Toyoda, H., Zhao, M.-G., Ulzhöfer, B., Wu, L.-J., Xu, H., Seeburg, P. H., et al. (2009). Roles of the AMPA receptor subunit GluA1 but not GluA2 in synaptic potentiation and activation of ERK in the anterior cingulate cortex. Molecular Pain, 5: 46, pp. 1-15. doi:10.1186/1744-8069-5-46.


Zitierlink: http://hdl.handle.net/11858/00-001M-0000-002C-4F83-4
Zusammenfassung
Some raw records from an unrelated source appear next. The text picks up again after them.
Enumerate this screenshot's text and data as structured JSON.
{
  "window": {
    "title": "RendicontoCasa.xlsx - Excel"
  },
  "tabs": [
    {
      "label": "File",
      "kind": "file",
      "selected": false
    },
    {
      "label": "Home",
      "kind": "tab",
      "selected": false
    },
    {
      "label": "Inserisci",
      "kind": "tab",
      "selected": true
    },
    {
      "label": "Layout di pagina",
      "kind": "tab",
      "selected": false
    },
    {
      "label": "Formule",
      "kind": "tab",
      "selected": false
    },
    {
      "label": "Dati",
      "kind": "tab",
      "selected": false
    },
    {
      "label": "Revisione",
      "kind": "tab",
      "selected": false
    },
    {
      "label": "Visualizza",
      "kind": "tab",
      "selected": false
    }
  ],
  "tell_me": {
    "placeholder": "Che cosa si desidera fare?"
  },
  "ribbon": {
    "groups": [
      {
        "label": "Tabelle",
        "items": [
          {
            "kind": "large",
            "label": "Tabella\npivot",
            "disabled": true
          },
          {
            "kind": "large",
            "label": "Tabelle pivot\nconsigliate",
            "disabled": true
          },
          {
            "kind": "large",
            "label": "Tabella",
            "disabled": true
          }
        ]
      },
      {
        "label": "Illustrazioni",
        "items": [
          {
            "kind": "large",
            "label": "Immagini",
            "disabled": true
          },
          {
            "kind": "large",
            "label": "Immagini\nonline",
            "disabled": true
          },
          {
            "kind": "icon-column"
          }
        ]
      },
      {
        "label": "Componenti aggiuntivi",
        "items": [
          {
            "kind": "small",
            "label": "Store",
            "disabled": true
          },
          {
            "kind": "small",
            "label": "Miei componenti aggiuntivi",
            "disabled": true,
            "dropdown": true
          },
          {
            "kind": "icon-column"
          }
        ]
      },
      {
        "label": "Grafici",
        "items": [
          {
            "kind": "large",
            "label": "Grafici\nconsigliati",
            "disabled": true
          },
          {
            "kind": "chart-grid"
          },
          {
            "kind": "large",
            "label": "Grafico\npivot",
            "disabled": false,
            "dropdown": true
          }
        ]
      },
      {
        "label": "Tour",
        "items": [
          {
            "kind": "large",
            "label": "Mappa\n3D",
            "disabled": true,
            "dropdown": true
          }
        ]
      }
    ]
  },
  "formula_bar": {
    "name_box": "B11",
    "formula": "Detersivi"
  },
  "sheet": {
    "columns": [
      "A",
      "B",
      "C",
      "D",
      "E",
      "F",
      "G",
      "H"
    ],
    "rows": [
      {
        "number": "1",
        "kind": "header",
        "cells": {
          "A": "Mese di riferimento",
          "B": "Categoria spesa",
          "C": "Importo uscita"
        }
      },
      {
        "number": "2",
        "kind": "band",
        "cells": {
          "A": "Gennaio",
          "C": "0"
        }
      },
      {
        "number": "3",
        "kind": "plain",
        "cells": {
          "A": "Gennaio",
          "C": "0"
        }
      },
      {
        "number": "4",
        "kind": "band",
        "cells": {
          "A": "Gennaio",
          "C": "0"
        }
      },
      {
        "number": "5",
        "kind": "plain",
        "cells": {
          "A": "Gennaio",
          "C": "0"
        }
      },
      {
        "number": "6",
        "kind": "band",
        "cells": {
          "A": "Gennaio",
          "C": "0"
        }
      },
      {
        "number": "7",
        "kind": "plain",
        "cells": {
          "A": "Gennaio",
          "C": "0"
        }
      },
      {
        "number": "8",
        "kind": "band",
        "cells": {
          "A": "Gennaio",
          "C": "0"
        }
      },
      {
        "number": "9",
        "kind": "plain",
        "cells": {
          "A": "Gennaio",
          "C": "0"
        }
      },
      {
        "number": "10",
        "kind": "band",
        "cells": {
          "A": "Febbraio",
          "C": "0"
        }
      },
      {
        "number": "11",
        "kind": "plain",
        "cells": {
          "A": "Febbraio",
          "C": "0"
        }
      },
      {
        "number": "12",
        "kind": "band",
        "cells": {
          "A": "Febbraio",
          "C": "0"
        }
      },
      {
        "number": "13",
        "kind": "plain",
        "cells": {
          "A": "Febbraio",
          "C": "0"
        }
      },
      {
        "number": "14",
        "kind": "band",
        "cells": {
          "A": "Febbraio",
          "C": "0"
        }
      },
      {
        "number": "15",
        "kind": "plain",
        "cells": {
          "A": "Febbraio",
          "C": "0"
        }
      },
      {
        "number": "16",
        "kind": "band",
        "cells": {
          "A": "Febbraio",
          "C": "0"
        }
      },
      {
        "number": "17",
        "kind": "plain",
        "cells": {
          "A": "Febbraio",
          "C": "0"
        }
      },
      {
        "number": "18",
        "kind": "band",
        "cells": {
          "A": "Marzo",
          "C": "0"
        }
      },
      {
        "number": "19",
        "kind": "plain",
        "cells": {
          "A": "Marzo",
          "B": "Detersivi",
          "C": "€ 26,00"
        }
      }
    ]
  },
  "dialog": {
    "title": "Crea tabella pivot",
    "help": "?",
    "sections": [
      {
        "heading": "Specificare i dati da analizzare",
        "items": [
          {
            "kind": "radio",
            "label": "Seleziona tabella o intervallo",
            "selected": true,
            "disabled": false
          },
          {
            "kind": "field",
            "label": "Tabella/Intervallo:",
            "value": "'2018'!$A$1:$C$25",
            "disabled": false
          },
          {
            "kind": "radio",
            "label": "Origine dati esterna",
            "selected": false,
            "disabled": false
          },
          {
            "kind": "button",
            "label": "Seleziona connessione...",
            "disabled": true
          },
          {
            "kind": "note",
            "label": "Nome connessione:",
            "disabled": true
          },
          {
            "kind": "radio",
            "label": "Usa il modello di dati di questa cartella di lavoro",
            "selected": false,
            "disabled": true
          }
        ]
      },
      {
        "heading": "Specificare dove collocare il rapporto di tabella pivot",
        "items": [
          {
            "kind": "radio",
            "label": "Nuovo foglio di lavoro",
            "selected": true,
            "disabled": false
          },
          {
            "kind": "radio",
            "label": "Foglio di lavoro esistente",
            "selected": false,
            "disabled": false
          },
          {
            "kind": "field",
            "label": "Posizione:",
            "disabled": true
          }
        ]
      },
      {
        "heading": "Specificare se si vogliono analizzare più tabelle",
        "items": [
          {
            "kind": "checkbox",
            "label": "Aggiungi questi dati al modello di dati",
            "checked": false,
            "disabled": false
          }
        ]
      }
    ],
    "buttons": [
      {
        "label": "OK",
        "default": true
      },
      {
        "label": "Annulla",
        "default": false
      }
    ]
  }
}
Cortical areas including the anterior cingulate cortex (ACC) are important for pain and pleasure. Recent studies using genetic and physiological approaches have demonstrated that the investigation of basic mechanism for long-term potentiation (LTP) in the ACC may reveal key cellular and molecular mechanisms for chronic pain in the cortex. Glutamate N-methyl D-aspartate (NMDA) receptors in the ACC are critical for the induction of LTP, including both NR2A and NR2B subunits. However, cellular and molecular mechanisms for the expression of ACC LTP have been less investigated. Here, we report that the α-amino-3-hydroxy-5-methyl-4-isoxazolepropionic acid (AMPA) receptor subunit, GluA1 but not GluA2 contributes to LTP in the ACC using genetic manipulated mice lacking GluA1 or GluA2 gene. Furthermore, GluA1 knockout mice showed decreased extracellular signal-regulated kinase (ERK) phosphorylation in the ACC in inflammatory pain models in vivo. Our results demonstrate that AMPA receptor subunit GluA1 is a key mechanism for the expression of ACC LTP and inflammation-induced long-term plastic changes in the ACC.